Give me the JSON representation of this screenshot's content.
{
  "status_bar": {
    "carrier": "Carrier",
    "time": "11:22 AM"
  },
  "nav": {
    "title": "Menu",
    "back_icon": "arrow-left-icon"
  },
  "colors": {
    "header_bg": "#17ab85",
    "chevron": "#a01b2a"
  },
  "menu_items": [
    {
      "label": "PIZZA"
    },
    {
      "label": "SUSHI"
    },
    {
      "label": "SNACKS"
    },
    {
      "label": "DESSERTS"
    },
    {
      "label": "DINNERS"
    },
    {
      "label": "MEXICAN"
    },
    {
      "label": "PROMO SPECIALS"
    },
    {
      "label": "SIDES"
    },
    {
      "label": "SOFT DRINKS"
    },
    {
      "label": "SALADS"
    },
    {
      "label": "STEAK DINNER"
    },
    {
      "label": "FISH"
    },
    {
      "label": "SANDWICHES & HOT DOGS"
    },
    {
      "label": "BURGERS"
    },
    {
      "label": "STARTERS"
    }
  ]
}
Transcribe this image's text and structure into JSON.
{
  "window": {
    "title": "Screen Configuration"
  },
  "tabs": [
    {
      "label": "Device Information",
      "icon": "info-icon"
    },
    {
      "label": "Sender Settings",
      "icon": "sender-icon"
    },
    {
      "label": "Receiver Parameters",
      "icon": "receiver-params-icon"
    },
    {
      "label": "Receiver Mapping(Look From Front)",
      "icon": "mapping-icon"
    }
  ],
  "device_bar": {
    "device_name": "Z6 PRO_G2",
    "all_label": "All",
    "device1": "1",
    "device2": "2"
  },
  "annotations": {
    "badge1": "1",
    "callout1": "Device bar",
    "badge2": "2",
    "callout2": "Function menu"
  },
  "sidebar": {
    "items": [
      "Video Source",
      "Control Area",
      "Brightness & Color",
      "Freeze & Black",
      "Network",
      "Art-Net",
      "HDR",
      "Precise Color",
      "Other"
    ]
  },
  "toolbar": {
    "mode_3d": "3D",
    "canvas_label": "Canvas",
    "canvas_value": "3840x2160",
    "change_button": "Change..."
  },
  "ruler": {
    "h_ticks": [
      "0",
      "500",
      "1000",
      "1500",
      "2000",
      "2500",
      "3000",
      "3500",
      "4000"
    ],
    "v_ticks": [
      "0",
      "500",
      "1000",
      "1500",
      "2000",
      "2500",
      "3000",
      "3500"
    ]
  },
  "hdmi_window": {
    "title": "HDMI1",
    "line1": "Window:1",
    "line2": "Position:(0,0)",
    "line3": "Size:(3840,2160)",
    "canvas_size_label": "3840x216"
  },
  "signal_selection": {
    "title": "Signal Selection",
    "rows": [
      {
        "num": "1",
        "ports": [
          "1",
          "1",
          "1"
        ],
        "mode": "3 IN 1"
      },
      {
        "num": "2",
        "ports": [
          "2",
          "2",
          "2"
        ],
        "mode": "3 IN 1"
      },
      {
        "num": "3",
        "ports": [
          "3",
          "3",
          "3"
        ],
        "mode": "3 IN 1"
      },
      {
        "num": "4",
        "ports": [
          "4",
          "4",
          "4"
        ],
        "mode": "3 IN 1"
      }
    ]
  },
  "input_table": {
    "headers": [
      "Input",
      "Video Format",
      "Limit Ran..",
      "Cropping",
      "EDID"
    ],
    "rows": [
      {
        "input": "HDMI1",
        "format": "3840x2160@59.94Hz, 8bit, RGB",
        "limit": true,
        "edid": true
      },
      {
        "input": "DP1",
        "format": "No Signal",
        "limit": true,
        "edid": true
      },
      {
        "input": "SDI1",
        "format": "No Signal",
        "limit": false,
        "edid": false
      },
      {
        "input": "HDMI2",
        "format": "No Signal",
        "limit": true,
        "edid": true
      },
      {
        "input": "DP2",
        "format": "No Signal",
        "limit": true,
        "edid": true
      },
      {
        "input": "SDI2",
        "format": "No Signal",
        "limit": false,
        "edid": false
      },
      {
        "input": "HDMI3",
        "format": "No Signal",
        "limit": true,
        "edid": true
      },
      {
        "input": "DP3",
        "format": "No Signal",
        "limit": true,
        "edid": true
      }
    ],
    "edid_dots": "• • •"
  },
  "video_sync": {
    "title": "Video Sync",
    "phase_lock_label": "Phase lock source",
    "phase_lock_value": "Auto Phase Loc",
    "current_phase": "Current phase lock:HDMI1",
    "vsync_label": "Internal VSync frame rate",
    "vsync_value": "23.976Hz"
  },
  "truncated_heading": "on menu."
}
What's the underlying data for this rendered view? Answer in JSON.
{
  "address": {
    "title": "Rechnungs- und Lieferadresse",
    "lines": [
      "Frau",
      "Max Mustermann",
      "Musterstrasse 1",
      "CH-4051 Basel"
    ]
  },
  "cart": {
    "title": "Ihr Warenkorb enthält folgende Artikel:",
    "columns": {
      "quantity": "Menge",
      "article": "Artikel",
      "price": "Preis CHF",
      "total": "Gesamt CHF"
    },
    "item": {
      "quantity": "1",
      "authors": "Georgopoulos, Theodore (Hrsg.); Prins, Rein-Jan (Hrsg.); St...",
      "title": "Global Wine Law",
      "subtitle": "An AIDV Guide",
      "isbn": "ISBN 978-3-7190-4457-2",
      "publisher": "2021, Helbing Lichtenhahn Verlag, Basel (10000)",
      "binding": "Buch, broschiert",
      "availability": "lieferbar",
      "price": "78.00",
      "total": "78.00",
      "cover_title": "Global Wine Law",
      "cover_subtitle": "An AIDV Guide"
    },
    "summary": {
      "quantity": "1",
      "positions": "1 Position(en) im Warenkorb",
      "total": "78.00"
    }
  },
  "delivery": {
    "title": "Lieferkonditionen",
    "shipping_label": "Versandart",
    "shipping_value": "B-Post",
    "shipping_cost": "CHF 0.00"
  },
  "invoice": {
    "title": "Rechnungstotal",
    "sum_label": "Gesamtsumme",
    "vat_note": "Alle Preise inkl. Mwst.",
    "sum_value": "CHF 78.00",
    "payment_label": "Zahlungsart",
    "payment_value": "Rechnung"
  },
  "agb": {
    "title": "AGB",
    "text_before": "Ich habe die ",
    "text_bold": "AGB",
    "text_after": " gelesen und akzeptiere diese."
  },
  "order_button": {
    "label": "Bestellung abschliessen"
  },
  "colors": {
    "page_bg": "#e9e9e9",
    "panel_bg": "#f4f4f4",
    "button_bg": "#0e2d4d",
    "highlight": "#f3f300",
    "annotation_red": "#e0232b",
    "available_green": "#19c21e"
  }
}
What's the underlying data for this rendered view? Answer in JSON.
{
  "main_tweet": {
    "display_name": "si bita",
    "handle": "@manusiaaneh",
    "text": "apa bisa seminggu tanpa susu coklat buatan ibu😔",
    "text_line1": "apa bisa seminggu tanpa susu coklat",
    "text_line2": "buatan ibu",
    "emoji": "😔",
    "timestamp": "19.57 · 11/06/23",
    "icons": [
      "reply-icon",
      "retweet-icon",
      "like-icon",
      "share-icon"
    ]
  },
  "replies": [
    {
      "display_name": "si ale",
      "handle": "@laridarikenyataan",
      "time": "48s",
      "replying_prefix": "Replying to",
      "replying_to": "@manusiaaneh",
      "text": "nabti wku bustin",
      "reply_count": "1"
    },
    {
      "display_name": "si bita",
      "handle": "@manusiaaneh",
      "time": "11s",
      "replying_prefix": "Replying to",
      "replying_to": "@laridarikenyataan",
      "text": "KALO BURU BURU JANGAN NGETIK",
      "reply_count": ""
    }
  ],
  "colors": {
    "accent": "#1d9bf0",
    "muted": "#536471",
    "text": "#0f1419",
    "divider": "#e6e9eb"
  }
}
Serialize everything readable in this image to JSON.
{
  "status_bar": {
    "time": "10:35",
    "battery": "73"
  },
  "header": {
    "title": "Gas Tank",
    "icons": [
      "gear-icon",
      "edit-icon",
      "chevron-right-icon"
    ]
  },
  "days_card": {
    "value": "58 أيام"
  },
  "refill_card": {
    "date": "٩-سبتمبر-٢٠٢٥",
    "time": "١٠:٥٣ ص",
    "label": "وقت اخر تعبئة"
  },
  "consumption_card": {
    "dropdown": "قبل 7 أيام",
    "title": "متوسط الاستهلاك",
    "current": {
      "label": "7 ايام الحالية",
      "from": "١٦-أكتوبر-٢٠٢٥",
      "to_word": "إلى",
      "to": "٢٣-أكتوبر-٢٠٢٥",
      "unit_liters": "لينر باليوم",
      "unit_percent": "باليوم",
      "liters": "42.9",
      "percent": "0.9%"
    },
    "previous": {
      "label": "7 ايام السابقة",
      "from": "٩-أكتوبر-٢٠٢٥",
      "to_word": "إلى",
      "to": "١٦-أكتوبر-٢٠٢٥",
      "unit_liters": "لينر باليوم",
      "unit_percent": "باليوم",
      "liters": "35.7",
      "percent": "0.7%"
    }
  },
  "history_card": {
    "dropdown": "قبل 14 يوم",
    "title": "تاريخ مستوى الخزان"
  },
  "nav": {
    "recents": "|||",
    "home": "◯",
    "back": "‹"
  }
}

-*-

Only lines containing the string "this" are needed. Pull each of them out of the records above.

Completed exercise:
Give me the JSON representation of this screenshot's content.
Transcribe this image's text and structure into JSON.
What's the underlying data for this rendered view? Answer in JSON.
What's the underlying data for this rendered view? Answer in JSON.
Serialize everything readable in this image to JSON.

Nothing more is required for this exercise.